Exercise directions:
From the listing below, pick out each line with the word "ноября".

Available records:
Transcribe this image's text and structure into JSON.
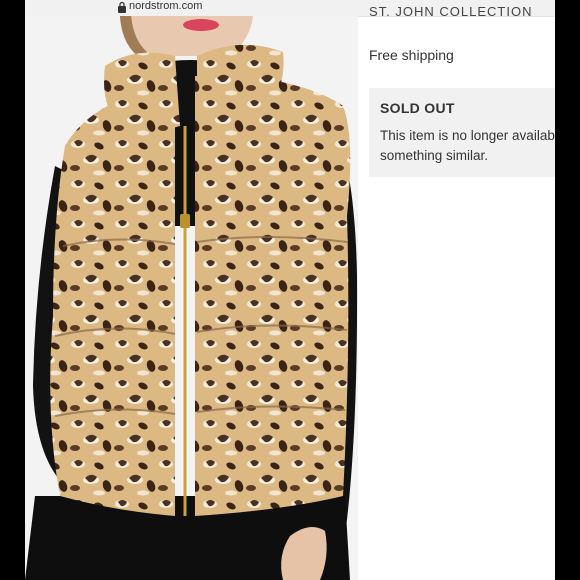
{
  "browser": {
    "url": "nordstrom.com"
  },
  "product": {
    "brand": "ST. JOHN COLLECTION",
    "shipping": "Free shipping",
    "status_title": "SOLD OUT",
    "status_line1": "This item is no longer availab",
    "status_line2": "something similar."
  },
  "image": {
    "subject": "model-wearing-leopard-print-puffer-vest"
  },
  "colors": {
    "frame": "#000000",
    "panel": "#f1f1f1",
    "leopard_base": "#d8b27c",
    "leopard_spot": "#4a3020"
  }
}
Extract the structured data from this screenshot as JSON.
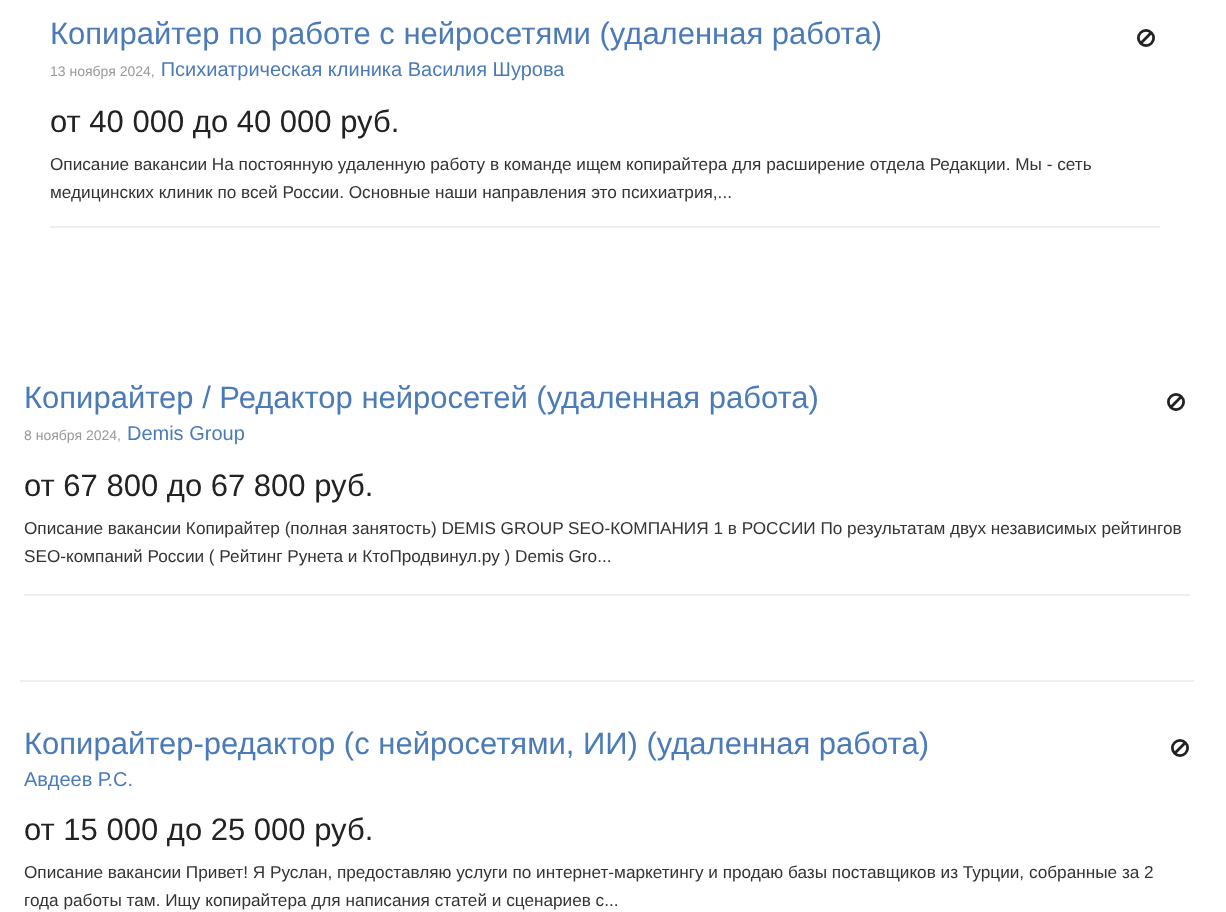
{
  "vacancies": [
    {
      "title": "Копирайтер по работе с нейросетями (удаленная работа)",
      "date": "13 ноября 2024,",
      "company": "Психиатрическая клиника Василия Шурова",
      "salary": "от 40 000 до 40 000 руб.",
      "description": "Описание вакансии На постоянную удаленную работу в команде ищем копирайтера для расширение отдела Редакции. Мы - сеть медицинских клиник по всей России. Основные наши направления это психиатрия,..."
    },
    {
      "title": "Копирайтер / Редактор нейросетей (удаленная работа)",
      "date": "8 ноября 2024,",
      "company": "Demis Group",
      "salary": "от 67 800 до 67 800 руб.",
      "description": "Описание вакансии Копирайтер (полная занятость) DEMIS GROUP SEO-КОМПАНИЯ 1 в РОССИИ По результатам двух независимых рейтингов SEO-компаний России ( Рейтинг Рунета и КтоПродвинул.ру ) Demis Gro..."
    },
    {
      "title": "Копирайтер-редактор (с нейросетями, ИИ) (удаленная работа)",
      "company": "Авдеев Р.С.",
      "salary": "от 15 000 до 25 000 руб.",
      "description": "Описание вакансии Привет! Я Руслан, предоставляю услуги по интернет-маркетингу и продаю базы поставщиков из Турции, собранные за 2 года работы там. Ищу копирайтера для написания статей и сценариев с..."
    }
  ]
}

Solution for this exercise:
      "date": "13 ноября 2024,",
      "date": "8 ноября 2024,",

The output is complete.